I recently had my first experience with authoring task-oriented content in DITA. Now, I’ve been around DITA since early days, but I haven’t worked as an information developer since late SGML / early XML days (that was in the last century for you kids out there). I am very familiar with component content and writing for reuse. But I did have some eye-opening experiences when I started creating task-based content in DITA while contributing content and reviewing our easyDITA User Guide.
Warning … and a confession: I’ve had no formal training in DITA authoring. (Why? I’m not a technical writer by trade anymore – I’m a CEO. But hey – even a CEO can use our product!)

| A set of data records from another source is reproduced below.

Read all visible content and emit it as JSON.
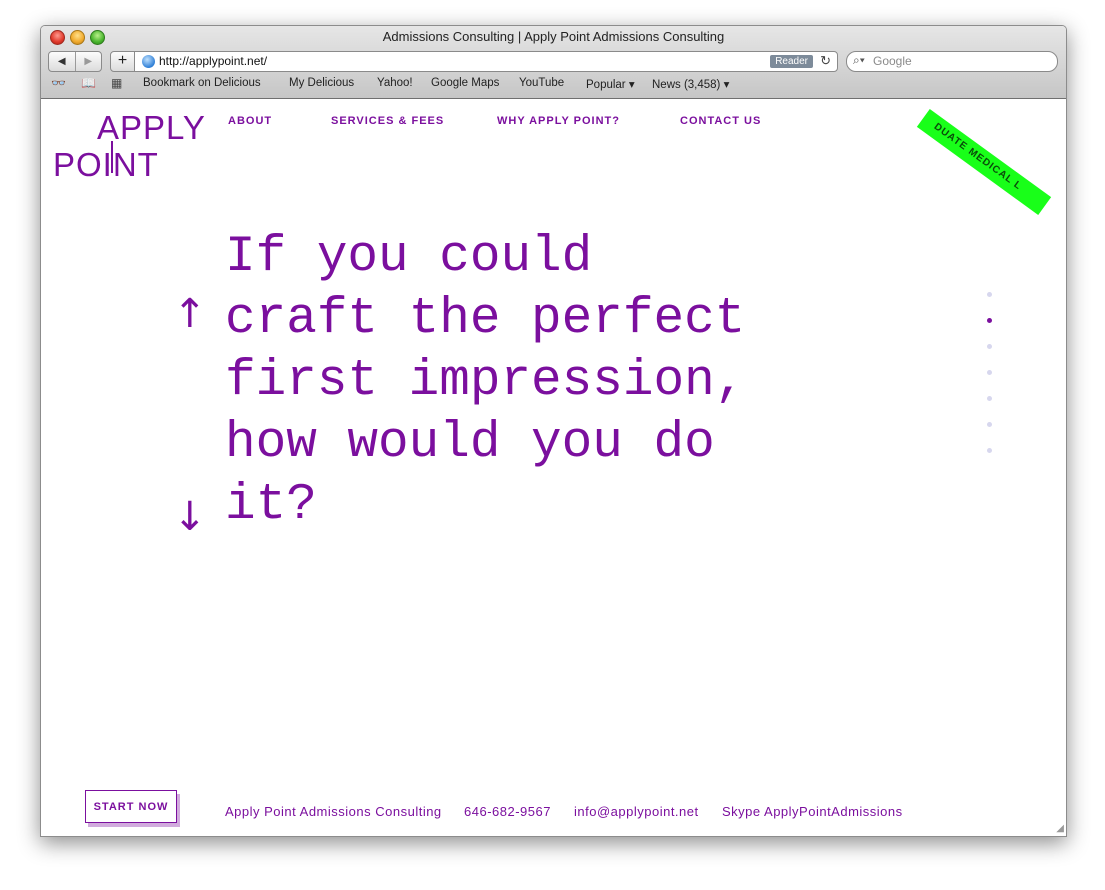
{
  "window": {
    "title": "Admissions Consulting | Apply Point Admissions Consulting"
  },
  "toolbar": {
    "url": "http://applypoint.net/",
    "reader_label": "Reader",
    "search_placeholder": "Google"
  },
  "bookmarks": [
    "Bookmark on Delicious",
    "My Delicious",
    "Yahoo!",
    "Google Maps",
    "YouTube",
    "Popular ▾",
    "News (3,458) ▾"
  ],
  "site": {
    "logo_top": "APPLY",
    "logo_bottom": "POINT",
    "nav": [
      "ABOUT",
      "SERVICES & FEES",
      "WHY APPLY POINT?",
      "CONTACT US"
    ],
    "ribbon_text": "DUATE   MEDICAL   L",
    "headline": "If you could\ncraft the perfect\nfirst impression,\nhow would you do\nit?",
    "arrow_up": "↑",
    "arrow_down": "↓",
    "cta": "START NOW",
    "footer": [
      "Apply Point Admissions Consulting",
      "646-682-9567",
      "info@applypoint.net",
      "Skype ApplyPointAdmissions"
    ],
    "slide_count": 7,
    "active_slide": 2,
    "accent_color": "#7b0f9e",
    "ribbon_color": "#19ff19"
  }
}
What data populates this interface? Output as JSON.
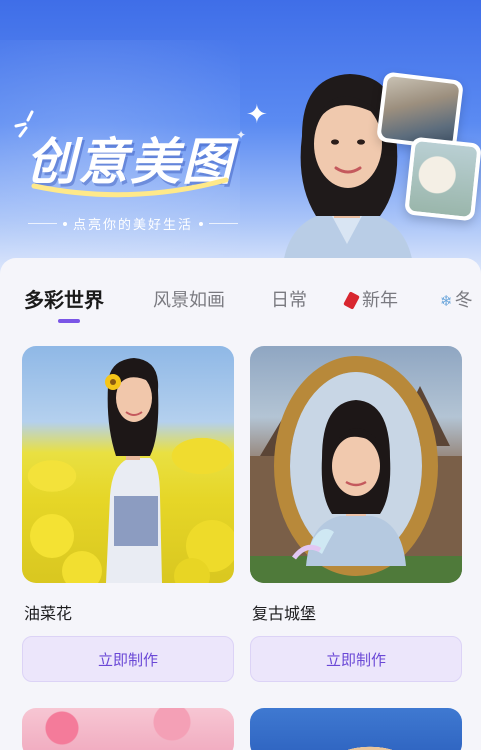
{
  "hero": {
    "brand_title": "创意美图",
    "brand_subtitle": "点亮你的美好生活"
  },
  "tabs": [
    {
      "label": "多彩世界",
      "active": true
    },
    {
      "label": "风景如画",
      "active": false
    },
    {
      "label": "日常",
      "active": false
    },
    {
      "label": "新年",
      "active": false,
      "icon": "red-envelope-icon"
    },
    {
      "label": "冬",
      "active": false,
      "icon": "snowflake-icon"
    }
  ],
  "cards": [
    {
      "name": "油菜花",
      "button_label": "立即制作"
    },
    {
      "name": "复古城堡",
      "button_label": "立即制作"
    }
  ],
  "colors": {
    "accent": "#7a55e6",
    "button_bg": "#ece6fb",
    "button_text": "#6a48d6",
    "hero_blue": "#3f6ee8"
  }
}
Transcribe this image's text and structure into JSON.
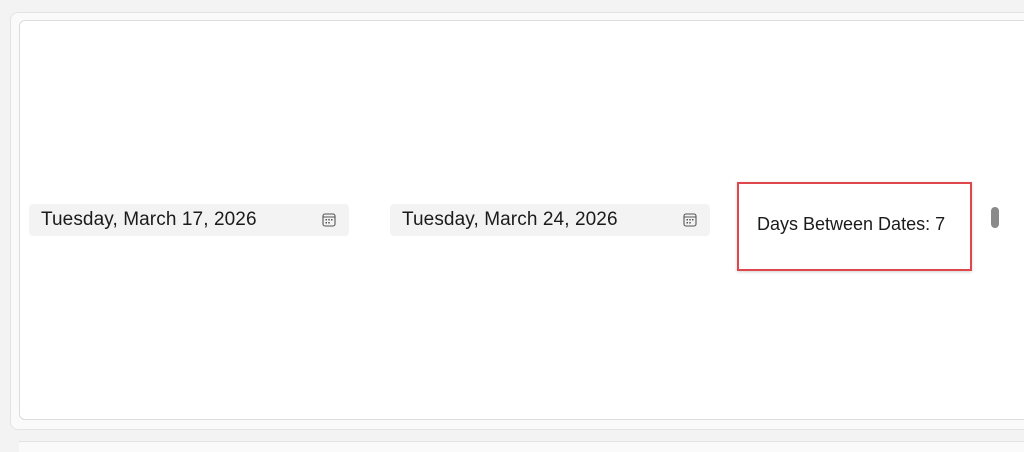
{
  "start_date": {
    "value": "Tuesday, March 17, 2026",
    "icon": "calendar-icon"
  },
  "end_date": {
    "value": "Tuesday, March 24, 2026",
    "icon": "calendar-icon"
  },
  "result": {
    "label": "Days Between Dates: 7",
    "highlight_color": "#e0474c"
  }
}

That said, I am pretty familiar with the main concepts behind DITA, and I’ve read a book or two on the subject, so I know enough to be dangerous. Plus I’ve used many DITA authoring tools, and I use ours everyday for creating documents for our business (including this blog post).
Without the formal training, getting the information architecture right for DITA tasks was a bit of trial and error – so kids, don’t try this at home (really, please go to a class or a boot camp session on DITA best practices). But it did give me insights that I’d love to share with you.

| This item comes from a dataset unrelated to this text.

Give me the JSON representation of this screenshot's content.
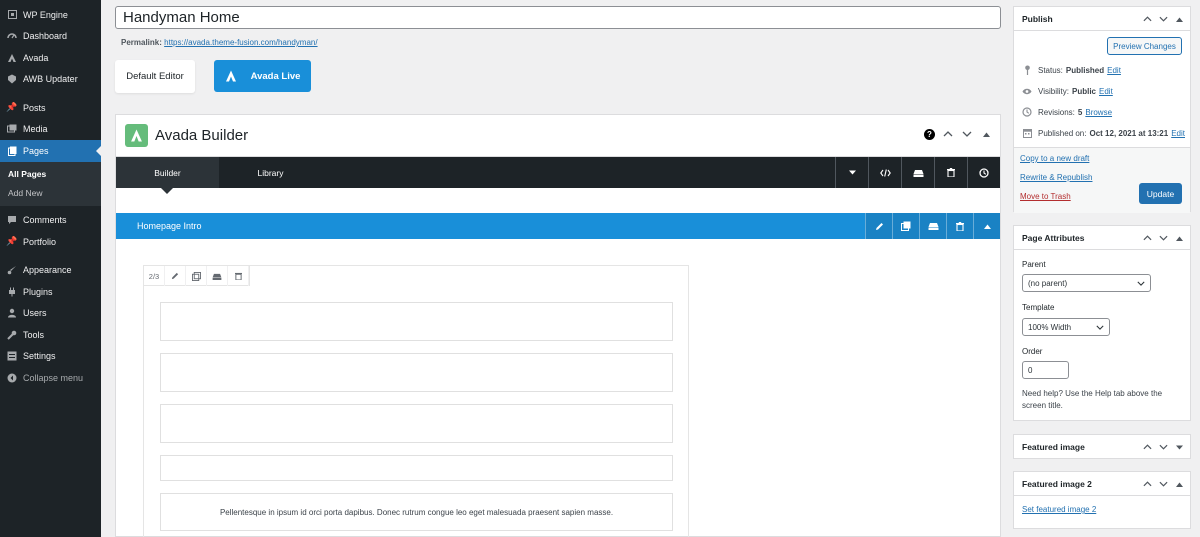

Our User Guide was written to be naturally re-purposed for our on-line context-sensitive help in MindTouch and as a series of How To posts on our support portal knowledge base. This meant that each task really had to stand on its own two feet. The structure of our User Guide is pretty much a master DITA concept for each functional area of the software (e.g. the easyDITA Editor), followed by a series of How To tasks that cover the operations of the software (e.g. How To Create a New DITA Topic). There are some supporting concepts as required, usually for defining some underlying DITA concepts (e.g. Topics and Maps).
I’d like to share some of the insights I gained from my first albeit naïve foray creating task-oriented content:
- Writing Tasks makes your content inherently more consistent. Well, maybe not at first, and certainly not without some effort and thought (ideally in the form of IA work before the content is written). But Tasks do lay bare the inconsistencies in your content. How? Let me count the ways:
- Titles. Those pesky titles; you’ll notice really quickly that you want them all to be in consistent Gerund-Object format (e.g. “Deleting Files”).
- Short Descriptions. They’ll start to bug you if they aren’t consistent, too.
- Commands. Like Task Titles, you’ll see a pattern develop in your commands – you want them to start with a Verb in the command form, and be as terse as possible.
- Software Features. Good DITA keeps formatting to a minimum. If the tasks are in a software User Guide, you’ll want to semantically tag references to what the user sees on the screen. Software controls and displays are the objects of your Commands and the Results in your Tasks. These include standard DITA elements like command names, menu cascades, file paths, messages and UI controls. Format these with your stylesheets for complete consistency.
- Tasks are leaner. Thinking in terms of commands, results, and examples keeps the conceptual gunk out of your tasks. I know mine could stand some improvement, but our manual is much leaner than the first version, which was not task-oriented.
- Tasks are modular. With tasks, we have much more natural reuse of our content between the context-sensitive help in our application, the User Guide, Knowledge Base, and Social Help system. We adopted MindTouch some months after the UG was rewritten as tasks, but the content naturally flowed into the new delivery format.
- Tasks are perfect for Contributed content. One of our earliest customers started using Tasks right away as the format for contributed content from their Software Engineer SMEs. They found with a few minutes of training on the Dos and Don’ts of Task authoring, any SME could start contributing content in Tasks. They now have about 25 SMEs contributing structured content as Tasks. Sure, the authors need to do some clean up, but it’s a far cry better than unstructured contribution.
Do you have any experiences to share about how authoring Tasks improved the quality of your writing? Please share them here.
Latest posts by Paul Wlodarczyk (see all)
- Task-Oriented Info Dev for Agile Software Development - October 31, 2012
- The trouble with delivering product documentation in wikis – and some better alternatives - July 20, 2012
- Metadata Strategy 101 – A “search-first” approach - June 19, 2012